**Supplied records**
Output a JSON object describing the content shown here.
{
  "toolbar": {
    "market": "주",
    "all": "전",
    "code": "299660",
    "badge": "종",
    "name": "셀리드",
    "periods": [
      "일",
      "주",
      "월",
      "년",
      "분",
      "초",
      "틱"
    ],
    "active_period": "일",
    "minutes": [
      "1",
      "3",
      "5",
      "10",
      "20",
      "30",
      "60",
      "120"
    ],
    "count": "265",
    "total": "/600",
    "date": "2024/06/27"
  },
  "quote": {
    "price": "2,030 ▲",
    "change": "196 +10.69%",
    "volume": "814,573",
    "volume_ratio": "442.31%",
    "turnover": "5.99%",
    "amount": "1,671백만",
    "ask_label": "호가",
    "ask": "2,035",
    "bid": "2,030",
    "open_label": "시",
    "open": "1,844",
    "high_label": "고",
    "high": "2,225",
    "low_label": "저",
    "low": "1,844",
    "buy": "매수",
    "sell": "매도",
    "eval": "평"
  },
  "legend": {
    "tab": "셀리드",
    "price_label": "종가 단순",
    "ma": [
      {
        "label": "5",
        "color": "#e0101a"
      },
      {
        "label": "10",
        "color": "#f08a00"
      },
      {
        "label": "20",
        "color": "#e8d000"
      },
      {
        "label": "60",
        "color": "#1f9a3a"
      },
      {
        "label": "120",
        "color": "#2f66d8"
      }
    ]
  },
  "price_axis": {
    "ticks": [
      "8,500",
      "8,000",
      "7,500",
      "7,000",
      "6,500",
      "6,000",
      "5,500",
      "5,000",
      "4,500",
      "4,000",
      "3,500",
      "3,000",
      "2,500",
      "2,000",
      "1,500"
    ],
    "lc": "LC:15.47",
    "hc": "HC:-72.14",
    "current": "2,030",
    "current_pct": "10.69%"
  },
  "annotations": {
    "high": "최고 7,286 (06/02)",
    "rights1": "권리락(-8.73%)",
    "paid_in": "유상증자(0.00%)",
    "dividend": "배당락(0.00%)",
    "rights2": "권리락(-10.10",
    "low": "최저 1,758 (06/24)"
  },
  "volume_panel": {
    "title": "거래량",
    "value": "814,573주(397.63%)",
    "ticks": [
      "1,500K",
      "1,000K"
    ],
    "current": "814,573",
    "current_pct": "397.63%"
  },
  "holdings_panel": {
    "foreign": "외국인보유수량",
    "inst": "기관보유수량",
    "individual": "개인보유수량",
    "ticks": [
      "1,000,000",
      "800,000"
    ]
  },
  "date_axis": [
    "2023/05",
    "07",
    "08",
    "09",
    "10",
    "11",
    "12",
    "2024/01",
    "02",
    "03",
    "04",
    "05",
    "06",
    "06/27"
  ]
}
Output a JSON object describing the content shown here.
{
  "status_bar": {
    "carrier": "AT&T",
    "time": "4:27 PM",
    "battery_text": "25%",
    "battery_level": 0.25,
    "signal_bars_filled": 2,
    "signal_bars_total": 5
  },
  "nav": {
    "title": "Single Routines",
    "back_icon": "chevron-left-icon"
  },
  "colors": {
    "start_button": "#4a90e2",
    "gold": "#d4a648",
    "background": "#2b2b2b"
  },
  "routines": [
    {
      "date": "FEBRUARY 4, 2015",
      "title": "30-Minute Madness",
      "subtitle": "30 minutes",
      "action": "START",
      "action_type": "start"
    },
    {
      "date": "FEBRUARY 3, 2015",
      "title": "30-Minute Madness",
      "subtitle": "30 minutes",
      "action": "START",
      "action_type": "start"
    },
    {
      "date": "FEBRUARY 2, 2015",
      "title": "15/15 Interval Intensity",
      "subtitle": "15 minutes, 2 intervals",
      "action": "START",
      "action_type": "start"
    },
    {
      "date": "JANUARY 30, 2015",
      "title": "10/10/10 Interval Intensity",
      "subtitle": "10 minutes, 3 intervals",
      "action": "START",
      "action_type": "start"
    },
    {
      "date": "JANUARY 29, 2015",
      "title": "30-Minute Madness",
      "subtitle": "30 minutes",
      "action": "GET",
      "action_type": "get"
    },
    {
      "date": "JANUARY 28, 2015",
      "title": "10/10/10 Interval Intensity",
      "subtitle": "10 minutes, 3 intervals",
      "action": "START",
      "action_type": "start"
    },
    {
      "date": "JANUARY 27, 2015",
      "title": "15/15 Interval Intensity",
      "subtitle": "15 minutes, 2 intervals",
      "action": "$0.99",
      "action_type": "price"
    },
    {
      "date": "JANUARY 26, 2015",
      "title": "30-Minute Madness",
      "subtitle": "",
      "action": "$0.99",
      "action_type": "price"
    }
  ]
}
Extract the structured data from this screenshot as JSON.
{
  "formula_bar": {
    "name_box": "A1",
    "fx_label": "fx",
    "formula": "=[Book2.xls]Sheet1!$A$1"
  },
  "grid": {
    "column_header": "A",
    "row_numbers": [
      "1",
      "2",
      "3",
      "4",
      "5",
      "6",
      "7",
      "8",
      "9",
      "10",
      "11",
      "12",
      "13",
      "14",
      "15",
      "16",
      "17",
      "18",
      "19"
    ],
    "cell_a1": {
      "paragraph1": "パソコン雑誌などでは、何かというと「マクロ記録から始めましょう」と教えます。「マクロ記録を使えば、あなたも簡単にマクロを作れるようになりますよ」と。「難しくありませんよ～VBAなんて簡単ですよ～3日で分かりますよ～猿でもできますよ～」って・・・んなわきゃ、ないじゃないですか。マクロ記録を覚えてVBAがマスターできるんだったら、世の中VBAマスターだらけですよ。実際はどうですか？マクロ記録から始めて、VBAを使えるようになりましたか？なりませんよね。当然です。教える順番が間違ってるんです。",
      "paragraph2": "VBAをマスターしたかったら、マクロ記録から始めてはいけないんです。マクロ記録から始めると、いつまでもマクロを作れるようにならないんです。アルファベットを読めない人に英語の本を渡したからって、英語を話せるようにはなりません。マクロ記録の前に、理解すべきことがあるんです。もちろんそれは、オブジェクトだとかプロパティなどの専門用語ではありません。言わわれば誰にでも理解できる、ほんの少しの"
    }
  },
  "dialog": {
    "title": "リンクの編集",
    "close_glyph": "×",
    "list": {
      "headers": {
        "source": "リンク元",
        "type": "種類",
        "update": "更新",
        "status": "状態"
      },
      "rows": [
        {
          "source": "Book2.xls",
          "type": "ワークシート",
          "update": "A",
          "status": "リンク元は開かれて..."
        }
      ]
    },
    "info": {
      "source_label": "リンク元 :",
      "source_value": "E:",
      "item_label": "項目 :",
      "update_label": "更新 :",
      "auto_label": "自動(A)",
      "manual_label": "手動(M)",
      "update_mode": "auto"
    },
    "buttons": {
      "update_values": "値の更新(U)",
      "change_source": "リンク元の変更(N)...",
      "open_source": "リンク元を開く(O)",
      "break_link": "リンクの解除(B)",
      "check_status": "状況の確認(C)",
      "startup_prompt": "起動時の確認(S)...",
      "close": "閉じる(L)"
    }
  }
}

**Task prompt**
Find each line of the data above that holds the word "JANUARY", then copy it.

**Result of the exercise**
      "date": "JANUARY 30, 2015",
      "date": "JANUARY 29, 2015",
      "date": "JANUARY 28, 2015",
      "date": "JANUARY 27, 2015",
      "date": "JANUARY 26, 2015",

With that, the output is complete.